By politics.co.uk staff
Half a billion pounds of funding for infrastructure and housing projects are being allocated by ministers.
The investment from the Growing Places Fund is being criticised as a watered-down version of the £1.4 billion annual funding received under Labour's regional development agencies (RDAs).
But chief secretary to the Treasury Danny Alexander, who announced the policy in his speech to the Liberal Democrat autumn conference, has insisted the money will help boost Britain's struggling economy.
"The purpose of the fund is to provide resources to help people who are perhaps wanting to build houses in their local area but they need a link road built, or the land needs to be decontaminated, or flood defences need to be put in place," he said on BBC1's The Andrew Marr Show yesterday.
"We're making available half a billion pounds of public money to pay for that up front, so the developer can get on and invest millions of pounds more in building houses and employing people, in getting Britain building again.
Mr Alexander had previously suggested that funding could be 'recycled' in future so that other projects could be financed once the initial development is complete.
He confirmed that yesterday, explaining: "When the development is built and sold, they can repay us the money and it can be used again towards another such development."

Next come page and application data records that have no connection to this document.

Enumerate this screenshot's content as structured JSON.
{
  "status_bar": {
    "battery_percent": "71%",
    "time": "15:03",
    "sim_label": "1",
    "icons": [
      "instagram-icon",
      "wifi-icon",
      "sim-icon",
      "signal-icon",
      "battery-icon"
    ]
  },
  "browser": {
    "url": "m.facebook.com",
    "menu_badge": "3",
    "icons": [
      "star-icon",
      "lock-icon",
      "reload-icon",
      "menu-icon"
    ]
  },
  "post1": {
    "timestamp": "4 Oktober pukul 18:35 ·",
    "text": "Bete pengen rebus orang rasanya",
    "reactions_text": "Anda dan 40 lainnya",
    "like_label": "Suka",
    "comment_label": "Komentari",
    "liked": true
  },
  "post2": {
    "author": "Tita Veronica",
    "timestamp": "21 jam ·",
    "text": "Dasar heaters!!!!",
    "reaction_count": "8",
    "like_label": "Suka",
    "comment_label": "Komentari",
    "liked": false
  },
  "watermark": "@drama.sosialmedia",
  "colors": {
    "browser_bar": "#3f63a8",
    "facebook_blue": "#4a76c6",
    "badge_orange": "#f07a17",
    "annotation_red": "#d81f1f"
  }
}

One project in South Gloucestershire costing £6 million for a link road is attracting £300 million of private investment, creating 3,000 jobs and providing 2,200 homes.
"Just think what we will be able to do with £500 million," Mr Alexander said in September.
"Unlocking local growth by freeing businesses to grow, creating jobs, and freeing councils to build housing. Liberal Democrats in government, on your side."
Labour said the move showed ministers were starting to realise their decision to scrap RDAs was a mistake.
"The government failed to produce any real transition plan," shadow business secretary Chuka Umunna said.
"Now, perhaps, they are realising the error of their ways."
Shadow communities and local government secretary Hilary Benn added: "Given this Conservative-led government's history of failure to get money to businesses that need it through the other schemes they’ve announced and reannounced, they should make sure that this time the money speedily gets to the local authorities, businesses and entrepreneurs who will be at the heart of the economic recovery the country desperately needs."